Naomi Frears. Porthmeor Studios

Naomi Frears is a painter who rents one of the studio spaces within the renovated Porthmeor Studios. Naomi’s studio was once occupied by Francis Bacon and she has been in this space since 2005.

Porthmeor Studios, Naomi Frears


Porthmeor Studios is a grade II* listed building which provides workspaces for artists, fisherman and houses the St Ives School of Painting. The building is divided into 13 artist’s studios and is considered of great current and historic significance to the Creative Arts industry due to the many illustrious artists that have used the studios; these include such past artists as Wilhelmina Barnes Graham CBE, Ben Nicolson, Francis Bacon & Patrick Heron.

Naomi's quote

5 minutes with…

Naomi Frears is a painter who rents one of the studio spaces within the renovated Porthmeor Studios. Naomi’s studio was once occupied by Francis Bacon and she has been in this space since 2005.

Walking into the studio you are naturally drawn to the huge renovated windows which overlook the beach and the sea, is the light important to you and your work?

Everyone asks me about that –it’s wonderful of course but not vital for my work. I am not painting the sea, landscape or beach; I feel that’s being covered by other people so I can concentrate on my own strange little world.

Your paintings aren’t very “St Ives…ish” are they!?

I am painting places where people and memory can exist together. The places in my paintings are never Cornwall but I need to be here to make the work without feeling obliged to use what is directly around me. My work is very personal and maybe a bit like poetry in that it's reading between the lines that might reveal what the work is about. 

Is it a wrench when they finally leave?

I spend a lot of time developing the work and am delighted to finish paintings. There are so many mistakes and wrong turnings that I am amazed to have finally got somewhere. Some are easier to let go than others.

As so much of your work is about space and place, how has the renovation on your studio and the building generally affected your work?

Well this last year (2012) with two studio moves due to the renovation of the building has been a huge judder in my work. I usually have two years between shows so the renovation occurred in that gap, with the two moves it has slightly unhinged my process and probably won’t manifest in my work for a year or so. However, I am trying to see it in a helpful way!

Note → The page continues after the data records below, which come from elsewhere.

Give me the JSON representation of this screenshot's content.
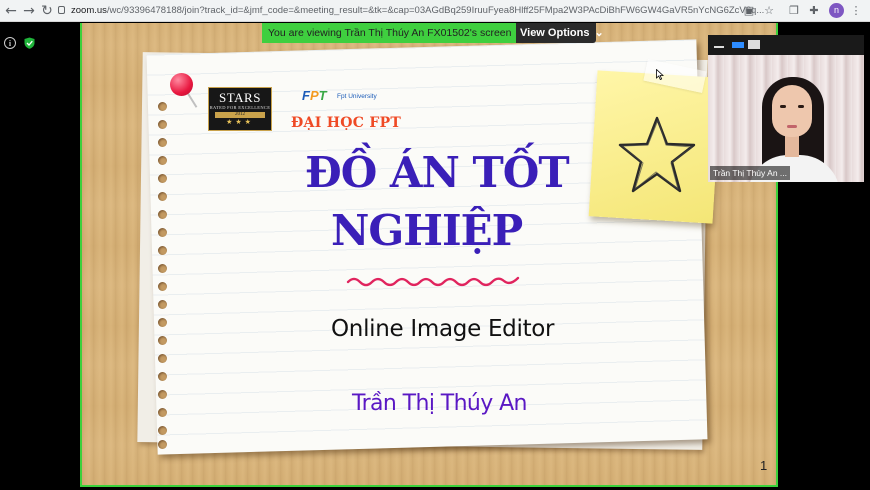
{
  "browser": {
    "url_host": "zoom.us",
    "url_path": "/wc/93396478188/join?track_id=&jmf_code=&meeting_result=&tk=&cap=03AGdBq259IruuFyea8Hlff25FMpa2W3PAcDiBhFW6GW4GaVR5nYcNG6ZcV6q...",
    "profile_initial": "n",
    "icons": [
      "back-arrow-icon",
      "forward-arrow-icon",
      "reload-icon",
      "lock-icon",
      "camera-blocked-icon",
      "star-bookmark-icon",
      "extensions-puzzle-icon",
      "menu-dots-icon"
    ]
  },
  "meeting": {
    "viewing_banner": "You are viewing Trần Thị Thúy An FX01502's screen",
    "view_options_label": "View Options",
    "accent_color": "#3fcf3f"
  },
  "slide": {
    "stars_logo": {
      "title": "STARS",
      "subtitle": "RATED FOR EXCELLENCE",
      "year": "2012",
      "stars": "★★★"
    },
    "fpt_logo": {
      "f": "F",
      "p": "P",
      "t": "T",
      "university": "Fpt University"
    },
    "school": "ĐẠI HỌC FPT",
    "title_line1": "ĐỒ ÁN TỐT",
    "title_line2": "NGHIỆP",
    "subtitle": "Online Image Editor",
    "author": "Trần Thị Thúy An",
    "page_number": "1"
  },
  "video": {
    "participant_name": "Trần Thị Thúy An ..."
  }
}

The studio is now watertight and I am getting used to the new space and I am very lucky to have one of these studios.

During the renovation you lost a third of the space, what was it like before?

It was like a barn! It was a very messy barn; it was like the difference between having to put your clothes away and being able to leave them out everywhere. So I am one of those people who likes to know what they’ve got, either to wear or to paint. I have to get used to putting things away, but by stacking the paintings up against each other I then forget them and I have a dig around and find something I have forgotten about.  Whereas before they were just everywhere and I was surrounded by the inside of my brain. A scary place!

Packing up to move to your temporary studio whilst they renovated yours must have been a nightmare?

Yes, all the lovely builders who were working on the building were great, cheeky, funny and lovely, they would come in all the time and give me lots of advice on how to paint which of course was much appreciated! When I had to move I decided no one else should carry my large canvases but then I managed to pull my shoulder so they took over and were very matter of fact about it all and moved me very quickly.

What was the studio like before?

Freezing! It often rained inside and it was completely normal to have buckets everywhere. Once hailstones actually came inside, so you can guess at how large the holes in the skylights were. It was very, very cold, it still wants to be as we face out to the beach towards the North West but thanks to the wood burner we now have ways of heating it.

How did the builders work with you to renovate your space?

I think they were respectful without being silly. Everyone’s studios are different and they approached them all singularly and dealt with them differently. In mine they were very careful about keeping the batons which I paint and hang my paintings on. I have spent so many years painting at this certain height that they made sure that were put back exactly like before.

So it felt quite individual to your requirements?

They listened which is a great thing as these studios have to work for all different kinds of artists well into the future. Lots of little things have made such a difference, I especially like the 8 foot high doors so we can now make work which is much larger without wondering how we are going to get it out. They asked me what colour I wanted the walls and I knew if I was working on a wall which was in its natural state it would throw me so they painted it white for me, I think that there is enough chaos going on in here without the addition of chaotic walls as well, saying that though I seemed to have made a complete mess already!

Since the renovation there has been an influx of artists into the buildings, what has that been like?

All the new tenants have given the studios new energy and it’s great to see everyone working away. Its nice to lock yourself away when you are busy but as soon as the sun comes out I am sure the courtyard and of course the beach will spring to life as everyone gets together. Check out Naomi’s work

Porthmeor Studios

More about Porthmeor Studios...

The building is dual use, comprising of 13 artists’ studios and has historic significance for the creative arts industry. The ERDF Convergence investment among others has brought this building back to life with the improvement of existing employment space and the addition of five extra studios.

ERDF Investment: £643,901

Total Investment Package: £2,437,695

For more information about Porthmeor Studios click here.

Thursday 25 April 2013